Can Ateneo string it together in the Final Four? (Photo: Kevin de la Cruz/

Take note that Cainglet, Gervacio, Ho and heart-and-soul setter Jem Ferrer are playing in their final season, so the pressure is very real for the Katipuneras. AdMU may still have enough in their battlechest to diffuse Adamson, but DLSU is going to be a mighty wall to scale.

The Lady Spikers are the new Legion of Doom.

I said during my mid-season predictions that they will never lose again. NU gave them a scare in that ridiculous five-setter last January 19th, but after that DLSU just dismantled everyone else along the way.

Ara Galang has all of sudden gone berserk in the second round and reigning MVP Abigail Maraño has just been that—an MVP. Michele Gumabao has not had to score as much as she has had to in previous seasons; preserving herself quite well, and the intimidation at the net by Mika Reyes has made it very difficult for the opposition to get any edge at the frontline. The two-pronged setting duo of Mika Esperanza and Kim Fajardo has given Head Coach Ramil de Jesus so many arsenals that even if an injury to any of the abovementioned ladies does happen, the second unit can more than hold its own.

MVP Abigail Maraño has been exactly that for DLSU: an MVP (Photo: Kevin de la Cruz/

Heck, the second unit could form the Starting Six for UE—the only school I haven’t talked about and won’t.

UE and Leuseht Dawis have to turn their backs on a dismal season (Photo: Kevin de la Cruz/

NU and UST will be battling for a shot to go up against the Legion of Doom. It’s not a good prospect, but at least they will have some degree of optimism, knowing they have a chance at rewriting the history books if they can achieve the near improbable.

The Ateneo-Adamson matchup is intriguing. The Lady Falcons could even force a rubber-match. But unless some insane, sick joke is played by the volleyball gods, the Lady Spikers look to already have the title within their grasp.

But you never know, right?

UST beat DLSU already. NU was up two sets to one against the Lady Spikers before they lost their grip on the game. Ateneo also gave DLSU a run for their money as well.
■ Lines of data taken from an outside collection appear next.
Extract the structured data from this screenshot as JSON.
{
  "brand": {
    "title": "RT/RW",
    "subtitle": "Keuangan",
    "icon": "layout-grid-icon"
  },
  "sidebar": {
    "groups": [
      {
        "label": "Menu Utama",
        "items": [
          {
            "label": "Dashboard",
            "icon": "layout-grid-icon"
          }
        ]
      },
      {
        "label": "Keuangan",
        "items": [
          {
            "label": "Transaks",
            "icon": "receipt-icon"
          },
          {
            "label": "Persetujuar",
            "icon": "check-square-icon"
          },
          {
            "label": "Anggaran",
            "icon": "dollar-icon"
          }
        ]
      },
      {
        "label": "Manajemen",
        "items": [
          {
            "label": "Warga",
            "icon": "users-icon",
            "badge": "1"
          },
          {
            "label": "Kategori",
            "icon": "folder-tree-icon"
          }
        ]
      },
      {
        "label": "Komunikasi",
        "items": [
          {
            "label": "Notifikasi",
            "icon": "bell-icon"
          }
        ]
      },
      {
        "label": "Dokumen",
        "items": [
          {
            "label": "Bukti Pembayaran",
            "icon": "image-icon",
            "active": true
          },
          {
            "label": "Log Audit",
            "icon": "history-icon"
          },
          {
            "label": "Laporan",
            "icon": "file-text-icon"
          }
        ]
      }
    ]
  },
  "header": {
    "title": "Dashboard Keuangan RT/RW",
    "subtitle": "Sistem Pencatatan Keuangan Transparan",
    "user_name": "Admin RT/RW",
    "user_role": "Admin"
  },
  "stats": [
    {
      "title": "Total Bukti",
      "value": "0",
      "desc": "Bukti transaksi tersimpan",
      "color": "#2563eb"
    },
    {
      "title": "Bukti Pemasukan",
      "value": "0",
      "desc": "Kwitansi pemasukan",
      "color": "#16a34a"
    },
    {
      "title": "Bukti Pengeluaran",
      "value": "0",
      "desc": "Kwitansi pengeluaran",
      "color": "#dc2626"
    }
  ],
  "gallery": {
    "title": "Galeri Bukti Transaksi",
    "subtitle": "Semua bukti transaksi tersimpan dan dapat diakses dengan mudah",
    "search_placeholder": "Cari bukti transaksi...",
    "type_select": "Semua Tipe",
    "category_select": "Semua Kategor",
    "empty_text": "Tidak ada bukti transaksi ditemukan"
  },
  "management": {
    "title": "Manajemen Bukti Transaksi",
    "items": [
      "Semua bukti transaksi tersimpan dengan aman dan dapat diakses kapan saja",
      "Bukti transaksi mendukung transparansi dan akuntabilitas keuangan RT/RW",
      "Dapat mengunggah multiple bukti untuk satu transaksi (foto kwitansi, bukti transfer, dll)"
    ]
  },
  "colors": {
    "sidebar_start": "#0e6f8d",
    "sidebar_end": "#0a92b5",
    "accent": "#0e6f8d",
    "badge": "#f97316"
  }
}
After Wednesday, let’s see what cards we’re dealt. It’s been a great season. Let’s all take in the riveting conclusion.

Follow Noel Zarate on Twitter: @NoelZarate